Culture Minister Saber Arab urged ministry's staffers as well as all intellectuals and artists to protect cultural facilities that represent symbols of enlightenment and creativity.
"Egyptians own these facilities not only for the state," he said in a press conference, warning against vandalism acts to create chaos in the country.
Egypt has been witnessing riots since security forces dispersed on Wednesday two major sits-ins staged in support of Morsi for 54 days in Cairo and Giza.
In a statement, Adama Dieng, UN Special Adviser on the Prevention of Genocide, and Jennifer Welsh, UN Special Adviser on the Responsibility to Protect, condemned the violence by the security forces.
But they also noted "with alarm that a number of Christian churches and institutions have been targeted, including those in the provinces of Assiut, Fayoum, Minya and Sohag, reportedly in retaliation to the incidents in Cairo."
"We call all political and social actors to abandon strategies of confrontation, engage constructively to ensure respect for diversity, and take all possible steps to facilitate peaceful resolution of disputes in the country," they said.
Egypt's Defense Minister Abdel Fatah el-Sisi has ordered the immediate reconstruction of all churches damaged during the violence.
The churches will be rebuilt by the military's engineering department and all expenses will be paid by the Armed Forces, MENA added.
The cabinet has ordered to apply the curfew from 07:00 p.m. (1700 GMT) to 06:00 a.m. (0400 GMT) after it shortened the curfew for two hours.
The National Alliance for Supporting Legitimacy, a pro-Morsi alliance comprising some 30 Islamist parties and movements led by the Muslim Brotherhood, called on Egyptians to take to the streets across the country in a massive march dubbed "Friday of Anger" to protest against the violent dispersal of pro-Morsi sit-ins by the security forces.
Meanwhile, Tamarod Campaign, the main movement behind the massive protests that toppled Morsi, urged the Egyptians to form vigilante groups on Friday to protect their homes, mosques and churches against terrorism.
Mahmoud Badr told the state-run TV that the campaign is sorry for the ongoing violence and terrorism that occurred in Egypt especially terrorizing Egyptians with fire arms, burning public facilities and attacks by terrorist groups in Sinai.
"What is happening is an organized terrorism not peaceful protest," Badr added.
At least 525 deaths and 3,717 injuries have been reported by Egypt's Health Ministry across the country in clashes between supporters of Morsi and the security troops, after the latter dispersed Wednesday two major pro-Morsi sit-ins in Cairo and Giza.
UN Security Council calls for "maximum restraint" in Egypt
UNITED NATIONS, Aug. 15 (Xinhua) -- The UN Security Council on Thursday called on all parties in Egypt to "exercise maximum restraint" and put an end to violence in the Middle East country after 500 people were killed in clashes between security forces and protesters seeking the reinstatement of deposed President Mohamed Morsi.

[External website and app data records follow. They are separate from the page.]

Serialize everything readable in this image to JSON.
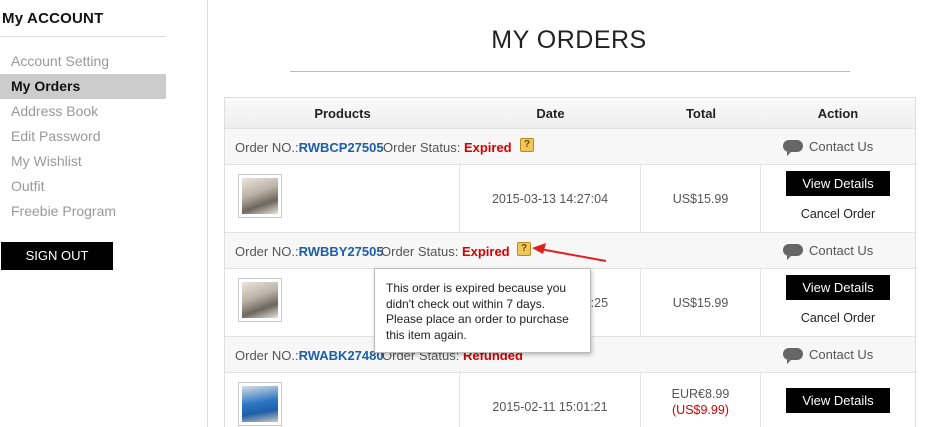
{
  "sidebar": {
    "title": "My ACCOUNT",
    "items": [
      {
        "label": "Account Setting"
      },
      {
        "label": "My Orders"
      },
      {
        "label": "Address Book"
      },
      {
        "label": "Edit Password"
      },
      {
        "label": "My Wishlist"
      },
      {
        "label": "Outfit"
      },
      {
        "label": "Freebie Program"
      }
    ],
    "signout": "SIGN OUT"
  },
  "main": {
    "title": "MY ORDERS",
    "columns": {
      "products": "Products",
      "date": "Date",
      "total": "Total",
      "action": "Action"
    },
    "labels": {
      "order_no": "Order NO.:",
      "order_status": "Order Status:",
      "contact": "Contact Us",
      "view": "View Details",
      "cancel": "Cancel Order",
      "help_icon": "?"
    },
    "orders": [
      {
        "number": "RWBCP27505",
        "status": "Expired",
        "date": "2015-03-13 14:27:04",
        "total": "US$15.99",
        "total_alt": ""
      },
      {
        "number": "RWBBY27505",
        "status": "Expired",
        "date": "2015-03-13 14:27:25",
        "total": "US$15.99",
        "total_alt": ""
      },
      {
        "number": "RWABK27480",
        "status": "Refunded",
        "date": "2015-02-11 15:01:21",
        "total": "EUR€8.99",
        "total_alt": "(US$9.99)"
      }
    ],
    "tooltip": "This order is expired because you didn't check out within 7 days. Please place an order to purchase this item again."
  },
  "colors": {
    "link": "#1b5fa8",
    "status": "#d60000",
    "button": "#000000",
    "active_nav": "#cccccc"
  },
  "icons": {
    "status_help": "question-icon",
    "contact": "chat-bubble-icon",
    "annotation": "red-arrow"
  }
}
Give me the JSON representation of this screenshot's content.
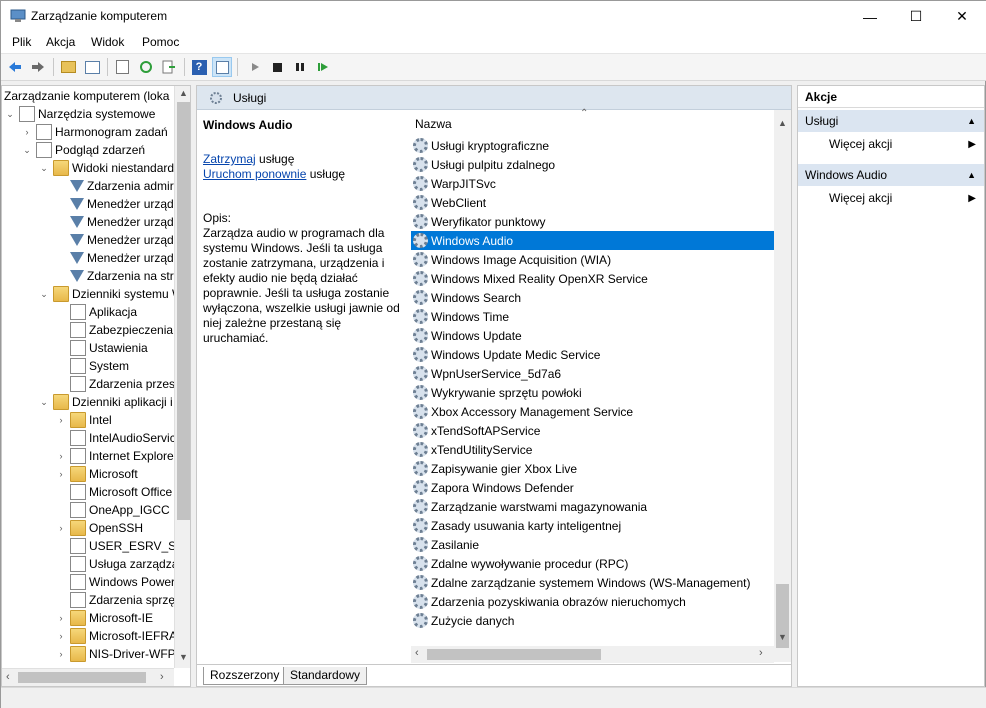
{
  "window": {
    "title": "Zarządzanie komputerem"
  },
  "menu": [
    "Plik",
    "Akcja",
    "Widok",
    "Pomoc"
  ],
  "tree": {
    "root": "Zarządzanie komputerem (loka",
    "items": [
      {
        "label": "Narzędzia systemowe",
        "icon": "tools-icon"
      },
      {
        "label": "Harmonogram zadań",
        "icon": "clock-icon"
      },
      {
        "label": "Podgląd zdarzeń",
        "icon": "event-viewer-icon"
      },
      {
        "label": "Widoki niestandard",
        "icon": "folder-icon"
      },
      {
        "label": "Zdarzenia admir",
        "icon": "filter-icon"
      },
      {
        "label": "Menedżer urząd",
        "icon": "filter-icon"
      },
      {
        "label": "Menedżer urząd",
        "icon": "filter-icon"
      },
      {
        "label": "Menedżer urząd",
        "icon": "filter-icon"
      },
      {
        "label": "Menedżer urząd",
        "icon": "filter-icon"
      },
      {
        "label": "Zdarzenia na str",
        "icon": "filter-icon"
      },
      {
        "label": "Dzienniki systemu W",
        "icon": "folder-icon"
      },
      {
        "label": "Aplikacja",
        "icon": "log-icon"
      },
      {
        "label": "Zabezpieczenia",
        "icon": "log-icon"
      },
      {
        "label": "Ustawienia",
        "icon": "log-icon"
      },
      {
        "label": "System",
        "icon": "log-icon"
      },
      {
        "label": "Zdarzenia przesy",
        "icon": "log-icon"
      },
      {
        "label": "Dzienniki aplikacji i",
        "icon": "folder-icon"
      },
      {
        "label": "Intel",
        "icon": "folder-icon"
      },
      {
        "label": "IntelAudioServic",
        "icon": "log-icon"
      },
      {
        "label": "Internet Explore",
        "icon": "log-icon"
      },
      {
        "label": "Microsoft",
        "icon": "folder-icon"
      },
      {
        "label": "Microsoft Office",
        "icon": "log-icon"
      },
      {
        "label": "OneApp_IGCC",
        "icon": "log-icon"
      },
      {
        "label": "OpenSSH",
        "icon": "folder-icon"
      },
      {
        "label": "USER_ESRV_SVC",
        "icon": "log-icon"
      },
      {
        "label": "Usługa zarządza",
        "icon": "log-icon"
      },
      {
        "label": "Windows Power",
        "icon": "log-icon"
      },
      {
        "label": "Zdarzenia sprzęt",
        "icon": "log-icon"
      },
      {
        "label": "Microsoft-IE",
        "icon": "folder-icon"
      },
      {
        "label": "Microsoft-IEFRA",
        "icon": "folder-icon"
      },
      {
        "label": "NIS-Driver-WFP",
        "icon": "folder-icon"
      }
    ]
  },
  "middle": {
    "header": "Usługi",
    "selected_service": "Windows Audio",
    "stop_link": "Zatrzymaj",
    "stop_suffix": "usługę",
    "restart_link": "Uruchom ponownie",
    "restart_suffix": "usługę",
    "desc_label": "Opis:",
    "desc_text": "Zarządza audio w programach dla systemu Windows. Jeśli ta usługa zostanie zatrzymana, urządzenia i efekty audio nie będą działać poprawnie. Jeśli ta usługa zostanie wyłączona, wszelkie usługi jawnie od niej zależne przestaną się uruchamiać.",
    "column": "Nazwa",
    "services": [
      "Usługi kryptograficzne",
      "Usługi pulpitu zdalnego",
      "WarpJITSvc",
      "WebClient",
      "Weryfikator punktowy",
      "Windows Audio",
      "Windows Image Acquisition (WIA)",
      "Windows Mixed Reality OpenXR Service",
      "Windows Search",
      "Windows Time",
      "Windows Update",
      "Windows Update Medic Service",
      "WpnUserService_5d7a6",
      "Wykrywanie sprzętu powłoki",
      "Xbox Accessory Management Service",
      "xTendSoftAPService",
      "xTendUtilityService",
      "Zapisywanie gier Xbox Live",
      "Zapora Windows Defender",
      "Zarządzanie warstwami magazynowania",
      "Zasady usuwania karty inteligentnej",
      "Zasilanie",
      "Zdalne wywoływanie procedur (RPC)",
      "Zdalne zarządzanie systemem Windows (WS-Management)",
      "Zdarzenia pozyskiwania obrazów nieruchomych",
      "Zużycie danych"
    ],
    "tabs": [
      "Rozszerzony",
      "Standardowy"
    ]
  },
  "actions": {
    "title": "Akcje",
    "section1": "Usługi",
    "more1": "Więcej akcji",
    "section2": "Windows Audio",
    "more2": "Więcej akcji"
  }
}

The Argentine permanent representative to the United Nations, Maria Cristina Perceval, who holds the rotating council presidency for August, made the remarks as she was speaking to the press here at the end of a closed-door council meeting on the current situation in Egypt. Full story
Egypt concerned about "baseless" U.S. statement
CAIRO, Aug. 16 (Xinhua) -- The Egyptian presidency on Friday expressed concern about an earlier statement by U.S. President Barack Obama, which it says is "baseless" and will strengthen and encourage violent groups.
Egypt is facing "terrorist" acts targeting vital governmental institutions and public facilities, including churches, courts and police stations, the presidency said in a statement early Friday to clarify the situation in Egypt in response to Obama's remarks. Full story
Egypt's security forces disperses new pro-Morsi sit-in in Cairo
CAIRO, Aug. 15 (Xinhua) -- Egypt's security forces started on Thursday evening to disperse a new sit-in supporting ousted President Mohamed Morsi in Cairo, state TV reported.
Some 3,000 of Morsi's proponents gathered outside Iman Mosque in Makram Ebid Street to bid farewell to around 300 people that died during the security forces' dispersal of their two old camps. Full story